"Technology Breakthroughs Enabling Hydrogen Generation and Separation" provides a review of both current and emerging technologies in hydrogen generation and separation processes. The research service highlights the key factors that influence R&D and adoption efforts across various geographic regions.
Hydrogen is an earth-abundant resource; however, the lightweight energy carrier atoms do not exist in its single form in the atmosphere. Hydrogen can be extracted from renewable sources such as water and natural biomass as well as non-renewable sources such as fossil fuels through the thermochemical route, biological route, and the electrolyte route. The hydrogen separation process compromises of absorption, redox reaction, and gas membrane separation processes.
The thermochemical route was initially introduced as the hydrogen generation process from fossil fuel, coal, and natural gas with the absorption and redox reaction as the hydrogen separation process.
However, these processes generate high carbon emission and involve high energy consumption, hence there has been gradual interest in developing hydrogen from renewable resources from biomass and water which results in low or zero carbon emission through the electrolyte and biological route. However, most of the commercialized electrolyte route technologies require high energy consumption and high-cost catalyst, while the technologies of the biological route is at nascent stage.

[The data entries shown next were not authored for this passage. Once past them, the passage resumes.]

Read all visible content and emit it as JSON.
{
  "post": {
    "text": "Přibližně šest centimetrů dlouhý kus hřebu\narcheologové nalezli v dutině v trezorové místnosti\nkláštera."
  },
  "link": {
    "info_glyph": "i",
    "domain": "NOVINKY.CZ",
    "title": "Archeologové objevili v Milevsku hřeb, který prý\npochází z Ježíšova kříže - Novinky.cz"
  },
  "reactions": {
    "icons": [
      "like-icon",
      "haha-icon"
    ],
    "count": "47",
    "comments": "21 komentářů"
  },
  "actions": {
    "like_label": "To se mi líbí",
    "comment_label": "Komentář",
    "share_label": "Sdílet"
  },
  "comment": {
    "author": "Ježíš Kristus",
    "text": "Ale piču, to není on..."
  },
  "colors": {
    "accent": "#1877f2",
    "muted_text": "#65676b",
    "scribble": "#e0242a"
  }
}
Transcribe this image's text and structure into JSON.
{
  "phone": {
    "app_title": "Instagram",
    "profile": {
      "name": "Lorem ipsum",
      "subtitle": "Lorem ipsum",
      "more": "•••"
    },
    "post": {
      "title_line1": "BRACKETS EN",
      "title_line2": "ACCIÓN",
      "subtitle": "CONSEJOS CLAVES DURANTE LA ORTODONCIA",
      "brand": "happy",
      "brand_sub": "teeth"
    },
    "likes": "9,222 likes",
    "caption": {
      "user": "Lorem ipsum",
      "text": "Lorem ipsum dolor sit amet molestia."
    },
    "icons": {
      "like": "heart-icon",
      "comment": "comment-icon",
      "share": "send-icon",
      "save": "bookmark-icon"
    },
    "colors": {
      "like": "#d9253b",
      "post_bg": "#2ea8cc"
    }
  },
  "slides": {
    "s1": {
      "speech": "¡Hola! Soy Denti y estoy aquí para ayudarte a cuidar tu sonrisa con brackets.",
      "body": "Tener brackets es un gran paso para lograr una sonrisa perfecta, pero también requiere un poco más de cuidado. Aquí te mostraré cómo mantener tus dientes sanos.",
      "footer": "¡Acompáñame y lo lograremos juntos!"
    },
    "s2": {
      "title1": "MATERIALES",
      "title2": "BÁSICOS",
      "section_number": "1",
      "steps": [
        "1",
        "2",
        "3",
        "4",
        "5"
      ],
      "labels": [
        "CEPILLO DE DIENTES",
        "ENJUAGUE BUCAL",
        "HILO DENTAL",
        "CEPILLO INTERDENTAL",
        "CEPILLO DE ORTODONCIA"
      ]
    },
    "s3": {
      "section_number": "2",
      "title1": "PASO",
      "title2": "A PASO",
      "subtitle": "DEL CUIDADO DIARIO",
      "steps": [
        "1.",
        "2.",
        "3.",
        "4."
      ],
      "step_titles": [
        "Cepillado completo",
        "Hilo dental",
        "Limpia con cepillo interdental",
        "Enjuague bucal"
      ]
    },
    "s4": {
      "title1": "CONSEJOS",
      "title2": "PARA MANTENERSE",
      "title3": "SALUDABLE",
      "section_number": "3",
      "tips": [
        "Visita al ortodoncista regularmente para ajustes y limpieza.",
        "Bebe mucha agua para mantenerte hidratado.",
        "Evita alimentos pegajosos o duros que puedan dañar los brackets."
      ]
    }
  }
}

Apart from that, there has been interest in emerging technology from renewable energy such as solar and wind energy in generating a sustainable approach on hydrogen generation and separation processes in the next 10 years.
Across regions, there has been continuous research work on technology development of coatings, catalysts, adsorbents, and membranes within the hydrogen generation and separation processes in developing a cost-efficient process. There has been a high interest in collaborations among research institutes across the regions such as the collaboration between University of Ontario Institute of Technology, Canada with Imperial College London, UK in developing sustainable solutions for thermochemical processes in hydrogen generation.
There has growing interest within the European region on commercializing thermochemical route process for instance pyrolysis and the catalytic reforming in generating hydrogen from biomass into hydrogen energy as the effort on associating the agriculture and energy industry within the region.
Key Topics Covered:
1.0 Executive Summary
2.0 Hydrogen as an Alternative Energy Source
3.0 Technology Assessment- Hydrogen Generation
4.0 Innovation Indicators- Hydrogen Generation
5.0 Technology Assessment- Hydrogen Separation
6.0 Innovation Indicators- Hydrogen Separation
7.0 Companies to Watch
8.0 Growth Opportunities
9.0 Key Contacts
For more information about this report visit https://www.researchandmarkets.com/r/c3k8j9